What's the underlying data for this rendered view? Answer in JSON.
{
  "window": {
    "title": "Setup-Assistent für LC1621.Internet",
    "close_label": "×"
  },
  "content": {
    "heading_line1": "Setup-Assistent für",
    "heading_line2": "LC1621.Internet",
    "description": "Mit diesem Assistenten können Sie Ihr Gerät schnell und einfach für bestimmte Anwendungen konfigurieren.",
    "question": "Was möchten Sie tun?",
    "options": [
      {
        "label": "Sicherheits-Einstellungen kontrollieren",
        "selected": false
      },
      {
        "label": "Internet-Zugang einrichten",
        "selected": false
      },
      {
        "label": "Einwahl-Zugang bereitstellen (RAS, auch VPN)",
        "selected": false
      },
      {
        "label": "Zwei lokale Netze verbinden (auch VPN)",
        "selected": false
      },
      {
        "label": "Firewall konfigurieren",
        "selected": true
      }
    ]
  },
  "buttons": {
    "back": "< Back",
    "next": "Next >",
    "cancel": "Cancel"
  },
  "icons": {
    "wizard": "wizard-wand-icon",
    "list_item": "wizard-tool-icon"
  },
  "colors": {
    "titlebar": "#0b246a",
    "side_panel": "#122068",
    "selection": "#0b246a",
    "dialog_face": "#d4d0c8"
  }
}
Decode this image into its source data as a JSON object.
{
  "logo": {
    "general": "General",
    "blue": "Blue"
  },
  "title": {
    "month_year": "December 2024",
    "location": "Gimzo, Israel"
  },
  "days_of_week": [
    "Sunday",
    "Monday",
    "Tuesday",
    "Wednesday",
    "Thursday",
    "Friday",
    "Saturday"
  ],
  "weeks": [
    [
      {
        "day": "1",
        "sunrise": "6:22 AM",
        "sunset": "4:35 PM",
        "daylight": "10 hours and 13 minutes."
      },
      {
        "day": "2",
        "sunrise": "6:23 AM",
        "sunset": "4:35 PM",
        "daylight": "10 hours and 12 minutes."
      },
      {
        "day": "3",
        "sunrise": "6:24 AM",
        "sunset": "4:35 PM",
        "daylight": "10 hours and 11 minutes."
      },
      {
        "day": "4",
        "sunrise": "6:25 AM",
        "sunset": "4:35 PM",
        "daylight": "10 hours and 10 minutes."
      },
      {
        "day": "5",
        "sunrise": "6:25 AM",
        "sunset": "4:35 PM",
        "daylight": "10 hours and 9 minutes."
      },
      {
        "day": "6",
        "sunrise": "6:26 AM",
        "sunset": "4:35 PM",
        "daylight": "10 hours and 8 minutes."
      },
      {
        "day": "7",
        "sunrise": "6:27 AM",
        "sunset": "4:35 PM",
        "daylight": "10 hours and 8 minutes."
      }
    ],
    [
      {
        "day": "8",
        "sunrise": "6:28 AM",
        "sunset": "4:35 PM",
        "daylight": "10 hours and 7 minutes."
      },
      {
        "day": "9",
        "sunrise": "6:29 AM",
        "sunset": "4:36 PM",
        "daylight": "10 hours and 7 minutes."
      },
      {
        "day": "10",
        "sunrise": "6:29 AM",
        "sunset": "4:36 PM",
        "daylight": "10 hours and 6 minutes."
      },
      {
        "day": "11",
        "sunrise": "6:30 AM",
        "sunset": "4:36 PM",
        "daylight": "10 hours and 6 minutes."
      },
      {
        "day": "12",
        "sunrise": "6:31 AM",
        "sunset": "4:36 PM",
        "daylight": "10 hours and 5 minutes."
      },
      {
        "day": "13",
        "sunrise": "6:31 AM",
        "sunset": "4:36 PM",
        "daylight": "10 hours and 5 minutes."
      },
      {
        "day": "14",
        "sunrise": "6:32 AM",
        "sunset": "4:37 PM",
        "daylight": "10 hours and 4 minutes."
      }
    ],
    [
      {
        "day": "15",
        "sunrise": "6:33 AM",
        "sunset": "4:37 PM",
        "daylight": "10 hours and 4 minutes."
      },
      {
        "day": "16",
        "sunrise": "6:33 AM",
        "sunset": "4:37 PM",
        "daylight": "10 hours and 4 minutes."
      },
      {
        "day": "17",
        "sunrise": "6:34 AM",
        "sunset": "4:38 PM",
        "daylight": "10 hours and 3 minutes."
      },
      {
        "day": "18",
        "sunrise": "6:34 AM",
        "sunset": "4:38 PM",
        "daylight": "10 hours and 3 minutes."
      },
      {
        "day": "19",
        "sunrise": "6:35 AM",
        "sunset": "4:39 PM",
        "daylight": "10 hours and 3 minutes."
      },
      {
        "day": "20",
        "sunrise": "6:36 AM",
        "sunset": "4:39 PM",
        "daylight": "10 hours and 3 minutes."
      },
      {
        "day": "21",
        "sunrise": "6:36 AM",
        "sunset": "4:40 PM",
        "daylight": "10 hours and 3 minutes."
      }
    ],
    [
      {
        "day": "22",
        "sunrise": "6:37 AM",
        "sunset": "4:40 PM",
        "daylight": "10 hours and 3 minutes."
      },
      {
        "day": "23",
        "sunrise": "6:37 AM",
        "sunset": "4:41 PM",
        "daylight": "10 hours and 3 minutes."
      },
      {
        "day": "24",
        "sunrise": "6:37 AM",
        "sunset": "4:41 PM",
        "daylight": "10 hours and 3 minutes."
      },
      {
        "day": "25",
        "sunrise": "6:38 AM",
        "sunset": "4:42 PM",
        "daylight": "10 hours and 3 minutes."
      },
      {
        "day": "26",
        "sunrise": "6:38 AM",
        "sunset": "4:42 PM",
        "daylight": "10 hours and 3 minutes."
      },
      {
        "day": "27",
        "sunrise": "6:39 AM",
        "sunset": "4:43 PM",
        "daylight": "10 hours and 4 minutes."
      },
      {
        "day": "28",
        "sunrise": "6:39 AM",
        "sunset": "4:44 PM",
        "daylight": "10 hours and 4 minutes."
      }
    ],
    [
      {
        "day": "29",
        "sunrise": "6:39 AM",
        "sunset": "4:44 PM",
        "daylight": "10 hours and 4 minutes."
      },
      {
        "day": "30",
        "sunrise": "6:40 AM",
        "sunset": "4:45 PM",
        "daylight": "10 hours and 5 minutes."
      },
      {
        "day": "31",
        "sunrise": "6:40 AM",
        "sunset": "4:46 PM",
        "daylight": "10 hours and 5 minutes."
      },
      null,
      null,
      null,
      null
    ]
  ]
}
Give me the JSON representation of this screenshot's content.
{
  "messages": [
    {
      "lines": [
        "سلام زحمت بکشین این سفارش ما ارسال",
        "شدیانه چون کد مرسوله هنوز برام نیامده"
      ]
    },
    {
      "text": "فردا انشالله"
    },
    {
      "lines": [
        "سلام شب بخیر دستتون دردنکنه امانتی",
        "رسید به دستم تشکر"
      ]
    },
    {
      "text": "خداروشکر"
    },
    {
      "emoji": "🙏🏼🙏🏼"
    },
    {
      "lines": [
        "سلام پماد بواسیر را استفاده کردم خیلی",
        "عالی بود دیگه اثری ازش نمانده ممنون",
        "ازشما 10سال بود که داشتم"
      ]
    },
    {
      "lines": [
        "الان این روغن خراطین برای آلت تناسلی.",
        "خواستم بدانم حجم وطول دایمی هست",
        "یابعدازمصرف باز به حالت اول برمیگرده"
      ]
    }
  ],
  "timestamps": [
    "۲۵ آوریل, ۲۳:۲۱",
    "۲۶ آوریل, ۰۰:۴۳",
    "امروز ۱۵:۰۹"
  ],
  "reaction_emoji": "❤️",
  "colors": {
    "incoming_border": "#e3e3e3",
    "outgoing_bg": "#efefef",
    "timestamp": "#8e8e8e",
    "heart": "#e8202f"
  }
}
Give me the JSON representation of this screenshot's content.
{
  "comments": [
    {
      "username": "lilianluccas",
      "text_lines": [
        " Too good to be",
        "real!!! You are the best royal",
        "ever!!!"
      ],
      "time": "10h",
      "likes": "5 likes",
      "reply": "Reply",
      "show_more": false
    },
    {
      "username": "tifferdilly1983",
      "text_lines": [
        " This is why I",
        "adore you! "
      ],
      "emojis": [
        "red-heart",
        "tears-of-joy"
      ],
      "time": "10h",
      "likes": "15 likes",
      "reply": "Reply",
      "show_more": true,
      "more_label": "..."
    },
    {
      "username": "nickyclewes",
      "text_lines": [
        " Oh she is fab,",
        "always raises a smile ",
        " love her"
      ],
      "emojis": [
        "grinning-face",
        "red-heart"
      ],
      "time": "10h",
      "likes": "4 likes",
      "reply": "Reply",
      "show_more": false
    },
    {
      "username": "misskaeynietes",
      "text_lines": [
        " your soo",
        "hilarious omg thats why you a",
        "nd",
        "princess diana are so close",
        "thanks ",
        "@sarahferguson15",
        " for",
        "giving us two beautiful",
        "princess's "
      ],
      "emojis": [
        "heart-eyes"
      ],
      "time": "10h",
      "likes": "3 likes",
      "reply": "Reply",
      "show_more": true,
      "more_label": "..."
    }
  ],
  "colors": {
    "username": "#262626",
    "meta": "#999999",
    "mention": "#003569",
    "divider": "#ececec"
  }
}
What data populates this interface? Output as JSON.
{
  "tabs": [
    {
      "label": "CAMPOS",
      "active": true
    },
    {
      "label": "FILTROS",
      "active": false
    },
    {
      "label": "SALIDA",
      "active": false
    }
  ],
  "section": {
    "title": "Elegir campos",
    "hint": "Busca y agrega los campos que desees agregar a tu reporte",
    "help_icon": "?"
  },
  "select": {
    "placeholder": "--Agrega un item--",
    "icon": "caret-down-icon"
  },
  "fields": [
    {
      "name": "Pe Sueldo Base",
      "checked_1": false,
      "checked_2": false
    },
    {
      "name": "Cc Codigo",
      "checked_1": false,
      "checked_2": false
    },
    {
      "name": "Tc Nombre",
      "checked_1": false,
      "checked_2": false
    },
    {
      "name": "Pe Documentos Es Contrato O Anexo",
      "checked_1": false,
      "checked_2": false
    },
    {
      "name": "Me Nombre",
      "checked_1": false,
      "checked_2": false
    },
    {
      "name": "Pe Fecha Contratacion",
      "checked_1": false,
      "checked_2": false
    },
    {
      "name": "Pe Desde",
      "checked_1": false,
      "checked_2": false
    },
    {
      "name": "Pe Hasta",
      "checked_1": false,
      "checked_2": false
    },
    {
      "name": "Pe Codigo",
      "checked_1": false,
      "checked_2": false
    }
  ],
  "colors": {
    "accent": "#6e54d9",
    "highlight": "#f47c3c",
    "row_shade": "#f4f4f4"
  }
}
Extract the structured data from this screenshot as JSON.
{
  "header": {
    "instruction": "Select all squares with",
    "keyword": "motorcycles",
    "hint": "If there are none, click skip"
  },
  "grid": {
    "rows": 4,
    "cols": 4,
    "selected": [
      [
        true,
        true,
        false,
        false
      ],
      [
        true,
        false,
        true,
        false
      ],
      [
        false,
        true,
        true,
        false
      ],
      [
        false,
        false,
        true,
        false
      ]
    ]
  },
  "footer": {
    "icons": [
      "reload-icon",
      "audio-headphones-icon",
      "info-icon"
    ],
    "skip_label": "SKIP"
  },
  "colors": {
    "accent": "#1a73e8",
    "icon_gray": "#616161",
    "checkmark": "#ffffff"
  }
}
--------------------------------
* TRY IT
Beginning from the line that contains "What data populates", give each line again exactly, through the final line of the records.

* OUTPUT OF THE EXERCISE
What data populates this interface? Output as JSON.
{
  "tabs": [
    {
      "label": "CAMPOS",
      "active": true
    },
    {
      "label": "FILTROS",
      "active": false
    },
    {
      "label": "SALIDA",
      "active": false
    }
  ],
  "section": {
    "title": "Elegir campos",
    "hint": "Busca y agrega los campos que desees agregar a tu reporte",
    "help_icon": "?"
  },
  "select": {
    "placeholder": "--Agrega un item--",
    "icon": "caret-down-icon"
  },
  "fields": [
    {
      "name": "Pe Sueldo Base",
      "checked_1": false,
      "checked_2": false
    },
    {
      "name": "Cc Codigo",
      "checked_1": false,
      "checked_2": false
    },
    {
      "name": "Tc Nombre",
      "checked_1": false,
      "checked_2": false
    },
    {
      "name": "Pe Documentos Es Contrato O Anexo",
      "checked_1": false,
      "checked_2": false
    },
    {
      "name": "Me Nombre",
      "checked_1": false,
      "checked_2": false
    },
    {
      "name": "Pe Fecha Contratacion",
      "checked_1": false,
      "checked_2": false
    },
    {
      "name": "Pe Desde",
      "checked_1": false,
      "checked_2": false
    },
    {
      "name": "Pe Hasta",
      "checked_1": false,
      "checked_2": false
    },
    {
      "name": "Pe Codigo",
      "checked_1": false,
      "checked_2": false
    }
  ],
  "colors": {
    "accent": "#6e54d9",
    "highlight": "#f47c3c",
    "row_shade": "#f4f4f4"
  }
}
Extract the structured data from this screenshot as JSON.
{
  "header": {
    "instruction": "Select all squares with",
    "keyword": "motorcycles",
    "hint": "If there are none, click skip"
  },
  "grid": {
    "rows": 4,
    "cols": 4,
    "selected": [
      [
        true,
        true,
        false,
        false
      ],
      [
        true,
        false,
        true,
        false
      ],
      [
        false,
        true,
        true,
        false
      ],
      [
        false,
        false,
        true,
        false
      ]
    ]
  },
  "footer": {
    "icons": [
      "reload-icon",
      "audio-headphones-icon",
      "info-icon"
    ],
    "skip_label": "SKIP"
  },
  "colors": {
    "accent": "#1a73e8",
    "icon_gray": "#616161",
    "checkmark": "#ffffff"
  }
}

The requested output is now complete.